● **WORK TASK**:
Find every line in the records below that holds the word "matrix", and copy it out.

● **Items from a data source**:
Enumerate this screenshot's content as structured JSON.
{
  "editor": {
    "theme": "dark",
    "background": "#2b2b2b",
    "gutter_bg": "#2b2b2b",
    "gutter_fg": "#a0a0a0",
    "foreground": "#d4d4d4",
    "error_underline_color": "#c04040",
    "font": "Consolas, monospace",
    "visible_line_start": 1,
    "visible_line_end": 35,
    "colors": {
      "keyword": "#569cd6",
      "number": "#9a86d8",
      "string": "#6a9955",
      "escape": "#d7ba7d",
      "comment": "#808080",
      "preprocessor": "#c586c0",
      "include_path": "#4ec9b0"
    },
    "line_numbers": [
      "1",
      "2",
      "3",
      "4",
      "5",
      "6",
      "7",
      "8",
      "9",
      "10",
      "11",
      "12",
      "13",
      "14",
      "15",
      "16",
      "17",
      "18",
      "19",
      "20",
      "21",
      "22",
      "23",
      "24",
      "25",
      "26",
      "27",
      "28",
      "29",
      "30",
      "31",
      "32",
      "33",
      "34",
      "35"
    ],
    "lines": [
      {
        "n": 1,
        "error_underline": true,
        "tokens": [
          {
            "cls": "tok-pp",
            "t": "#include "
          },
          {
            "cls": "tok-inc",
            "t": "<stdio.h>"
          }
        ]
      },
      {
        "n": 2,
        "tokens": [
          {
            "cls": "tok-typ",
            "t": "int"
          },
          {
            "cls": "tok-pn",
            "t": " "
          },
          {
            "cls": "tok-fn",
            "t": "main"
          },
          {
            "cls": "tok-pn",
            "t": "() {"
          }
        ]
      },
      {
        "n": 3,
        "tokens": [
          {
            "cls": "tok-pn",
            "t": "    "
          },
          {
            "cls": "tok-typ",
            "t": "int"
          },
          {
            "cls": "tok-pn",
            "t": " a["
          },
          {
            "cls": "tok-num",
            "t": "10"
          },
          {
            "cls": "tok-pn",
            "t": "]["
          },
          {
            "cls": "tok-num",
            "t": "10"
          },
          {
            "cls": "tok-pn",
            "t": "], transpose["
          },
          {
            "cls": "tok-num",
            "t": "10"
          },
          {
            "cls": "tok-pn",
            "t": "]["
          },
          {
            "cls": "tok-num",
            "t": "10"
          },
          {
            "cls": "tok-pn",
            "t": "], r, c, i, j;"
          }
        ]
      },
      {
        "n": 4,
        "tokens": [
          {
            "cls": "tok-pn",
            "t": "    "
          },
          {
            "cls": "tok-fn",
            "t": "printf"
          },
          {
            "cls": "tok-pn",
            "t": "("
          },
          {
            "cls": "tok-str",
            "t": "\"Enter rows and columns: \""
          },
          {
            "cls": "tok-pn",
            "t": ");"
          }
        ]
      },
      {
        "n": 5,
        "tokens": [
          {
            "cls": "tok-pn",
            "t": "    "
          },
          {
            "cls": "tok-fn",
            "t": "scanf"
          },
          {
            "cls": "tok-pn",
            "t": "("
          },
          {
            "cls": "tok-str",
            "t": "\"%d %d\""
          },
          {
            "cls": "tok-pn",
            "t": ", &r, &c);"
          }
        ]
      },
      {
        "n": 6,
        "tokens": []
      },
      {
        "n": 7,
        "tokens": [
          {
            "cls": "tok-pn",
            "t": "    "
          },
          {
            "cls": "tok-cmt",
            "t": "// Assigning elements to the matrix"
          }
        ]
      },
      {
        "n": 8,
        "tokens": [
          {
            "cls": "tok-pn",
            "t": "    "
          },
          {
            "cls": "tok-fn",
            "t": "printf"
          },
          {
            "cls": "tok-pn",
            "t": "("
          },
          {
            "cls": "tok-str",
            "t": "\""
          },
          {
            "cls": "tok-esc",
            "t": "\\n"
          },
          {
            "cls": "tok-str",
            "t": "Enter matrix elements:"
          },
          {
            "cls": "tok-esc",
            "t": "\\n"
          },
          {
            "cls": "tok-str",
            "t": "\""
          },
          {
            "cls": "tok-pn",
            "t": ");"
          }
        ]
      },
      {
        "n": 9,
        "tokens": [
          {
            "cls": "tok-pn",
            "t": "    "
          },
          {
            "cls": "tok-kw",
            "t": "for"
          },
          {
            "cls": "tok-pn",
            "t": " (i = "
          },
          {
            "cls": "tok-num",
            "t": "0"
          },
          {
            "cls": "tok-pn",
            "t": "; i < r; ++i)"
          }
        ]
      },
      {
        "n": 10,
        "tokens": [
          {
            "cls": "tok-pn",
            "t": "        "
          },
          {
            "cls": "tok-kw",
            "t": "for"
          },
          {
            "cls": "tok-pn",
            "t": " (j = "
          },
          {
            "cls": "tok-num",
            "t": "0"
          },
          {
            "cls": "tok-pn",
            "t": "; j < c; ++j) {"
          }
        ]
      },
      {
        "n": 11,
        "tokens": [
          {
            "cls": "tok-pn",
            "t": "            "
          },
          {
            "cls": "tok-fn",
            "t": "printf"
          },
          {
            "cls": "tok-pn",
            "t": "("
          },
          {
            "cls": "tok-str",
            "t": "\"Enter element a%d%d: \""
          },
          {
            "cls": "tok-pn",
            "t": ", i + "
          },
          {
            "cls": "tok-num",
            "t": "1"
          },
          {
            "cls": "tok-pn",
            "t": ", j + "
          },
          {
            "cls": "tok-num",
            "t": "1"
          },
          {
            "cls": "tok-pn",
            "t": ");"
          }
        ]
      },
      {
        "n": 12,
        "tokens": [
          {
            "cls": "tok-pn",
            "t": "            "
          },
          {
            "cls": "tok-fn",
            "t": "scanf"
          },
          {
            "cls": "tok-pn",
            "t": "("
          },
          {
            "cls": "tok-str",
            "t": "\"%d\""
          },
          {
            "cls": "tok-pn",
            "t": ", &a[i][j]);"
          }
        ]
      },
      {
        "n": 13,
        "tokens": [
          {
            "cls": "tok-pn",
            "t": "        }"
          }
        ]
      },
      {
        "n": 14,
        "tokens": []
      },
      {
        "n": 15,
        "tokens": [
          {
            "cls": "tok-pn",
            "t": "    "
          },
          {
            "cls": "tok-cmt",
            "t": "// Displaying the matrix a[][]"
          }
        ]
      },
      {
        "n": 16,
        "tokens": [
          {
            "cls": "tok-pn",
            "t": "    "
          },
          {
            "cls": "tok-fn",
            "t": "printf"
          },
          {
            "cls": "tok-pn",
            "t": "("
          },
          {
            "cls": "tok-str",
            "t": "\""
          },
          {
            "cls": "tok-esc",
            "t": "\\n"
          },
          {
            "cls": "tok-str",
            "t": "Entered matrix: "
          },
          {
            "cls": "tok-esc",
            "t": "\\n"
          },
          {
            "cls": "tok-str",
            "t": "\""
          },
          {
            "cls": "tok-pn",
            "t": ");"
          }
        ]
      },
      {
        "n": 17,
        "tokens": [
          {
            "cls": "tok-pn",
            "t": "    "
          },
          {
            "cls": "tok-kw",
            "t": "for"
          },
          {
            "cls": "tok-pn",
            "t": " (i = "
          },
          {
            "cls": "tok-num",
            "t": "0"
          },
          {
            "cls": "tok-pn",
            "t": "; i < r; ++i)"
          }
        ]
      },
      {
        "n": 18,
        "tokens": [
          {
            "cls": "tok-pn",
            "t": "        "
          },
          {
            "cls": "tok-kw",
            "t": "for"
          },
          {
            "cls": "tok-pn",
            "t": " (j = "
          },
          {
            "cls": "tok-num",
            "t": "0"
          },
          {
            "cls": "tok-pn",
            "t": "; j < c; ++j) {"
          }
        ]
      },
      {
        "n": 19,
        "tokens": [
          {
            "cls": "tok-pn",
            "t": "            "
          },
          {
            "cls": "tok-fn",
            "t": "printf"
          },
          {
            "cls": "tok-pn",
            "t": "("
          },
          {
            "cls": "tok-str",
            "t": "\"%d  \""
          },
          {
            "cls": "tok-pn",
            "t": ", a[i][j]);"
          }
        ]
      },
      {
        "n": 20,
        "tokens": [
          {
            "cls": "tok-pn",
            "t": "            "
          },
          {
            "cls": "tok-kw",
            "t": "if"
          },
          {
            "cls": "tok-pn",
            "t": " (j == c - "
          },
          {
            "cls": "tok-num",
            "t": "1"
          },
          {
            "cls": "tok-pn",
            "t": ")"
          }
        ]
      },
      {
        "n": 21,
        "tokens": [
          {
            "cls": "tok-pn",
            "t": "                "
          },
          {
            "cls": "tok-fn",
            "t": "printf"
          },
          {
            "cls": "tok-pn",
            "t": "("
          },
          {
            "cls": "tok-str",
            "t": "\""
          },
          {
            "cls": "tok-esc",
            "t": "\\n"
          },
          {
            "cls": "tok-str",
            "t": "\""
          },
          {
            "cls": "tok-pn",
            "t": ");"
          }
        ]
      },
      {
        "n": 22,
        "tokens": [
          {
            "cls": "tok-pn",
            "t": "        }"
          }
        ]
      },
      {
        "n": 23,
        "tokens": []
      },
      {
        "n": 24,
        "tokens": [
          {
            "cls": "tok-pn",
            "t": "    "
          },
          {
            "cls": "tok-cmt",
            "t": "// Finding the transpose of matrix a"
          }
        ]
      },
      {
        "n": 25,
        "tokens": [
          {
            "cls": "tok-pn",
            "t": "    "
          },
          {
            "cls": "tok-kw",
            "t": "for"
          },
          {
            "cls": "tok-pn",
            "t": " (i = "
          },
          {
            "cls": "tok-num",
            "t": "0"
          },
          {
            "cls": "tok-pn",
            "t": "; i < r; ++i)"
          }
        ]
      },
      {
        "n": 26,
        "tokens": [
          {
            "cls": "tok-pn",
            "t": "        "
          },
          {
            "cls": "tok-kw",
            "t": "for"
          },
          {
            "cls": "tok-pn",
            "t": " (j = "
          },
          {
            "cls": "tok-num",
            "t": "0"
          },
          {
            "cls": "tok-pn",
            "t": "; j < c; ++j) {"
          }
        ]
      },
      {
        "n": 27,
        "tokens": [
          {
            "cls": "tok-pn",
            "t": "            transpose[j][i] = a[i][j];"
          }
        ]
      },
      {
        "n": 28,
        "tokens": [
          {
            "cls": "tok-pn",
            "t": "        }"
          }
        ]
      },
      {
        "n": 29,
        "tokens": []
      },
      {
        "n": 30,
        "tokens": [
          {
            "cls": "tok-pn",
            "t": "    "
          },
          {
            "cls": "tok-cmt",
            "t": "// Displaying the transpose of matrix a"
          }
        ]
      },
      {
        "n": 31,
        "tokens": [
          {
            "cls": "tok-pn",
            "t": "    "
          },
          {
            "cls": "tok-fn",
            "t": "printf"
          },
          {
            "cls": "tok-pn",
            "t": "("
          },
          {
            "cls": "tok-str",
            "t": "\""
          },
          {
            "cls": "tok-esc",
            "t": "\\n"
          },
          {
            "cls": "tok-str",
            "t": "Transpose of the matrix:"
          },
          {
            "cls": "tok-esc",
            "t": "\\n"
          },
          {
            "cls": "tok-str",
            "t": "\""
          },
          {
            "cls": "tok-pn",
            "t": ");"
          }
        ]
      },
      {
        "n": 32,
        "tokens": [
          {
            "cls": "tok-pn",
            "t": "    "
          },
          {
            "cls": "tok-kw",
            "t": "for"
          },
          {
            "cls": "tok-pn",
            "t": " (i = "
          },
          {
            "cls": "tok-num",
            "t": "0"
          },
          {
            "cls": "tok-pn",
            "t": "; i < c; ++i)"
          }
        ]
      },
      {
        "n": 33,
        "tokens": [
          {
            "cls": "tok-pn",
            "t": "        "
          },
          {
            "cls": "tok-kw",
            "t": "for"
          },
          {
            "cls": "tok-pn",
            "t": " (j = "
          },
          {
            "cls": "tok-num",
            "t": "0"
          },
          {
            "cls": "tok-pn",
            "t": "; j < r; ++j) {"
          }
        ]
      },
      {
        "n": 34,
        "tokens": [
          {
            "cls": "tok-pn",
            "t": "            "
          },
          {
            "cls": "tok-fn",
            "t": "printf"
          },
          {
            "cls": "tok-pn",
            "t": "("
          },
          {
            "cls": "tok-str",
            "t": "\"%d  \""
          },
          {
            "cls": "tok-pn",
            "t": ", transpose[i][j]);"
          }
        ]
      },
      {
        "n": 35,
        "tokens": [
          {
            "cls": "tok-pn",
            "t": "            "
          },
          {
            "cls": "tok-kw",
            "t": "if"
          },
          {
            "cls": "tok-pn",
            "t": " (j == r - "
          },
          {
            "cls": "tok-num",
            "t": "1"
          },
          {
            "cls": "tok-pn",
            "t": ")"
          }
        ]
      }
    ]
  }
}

● **EXERCISE RESPONSE**:
            "t": "// Assigning elements to the matrix"
            "t": "Enter matrix elements:"
            "t": "// Displaying the matrix a[][]"
            "t": "Entered matrix: "
            "t": "// Finding the transpose of matrix a"
            "t": "// Displaying the transpose of matrix a"
            "t": "Transpose of the matrix:"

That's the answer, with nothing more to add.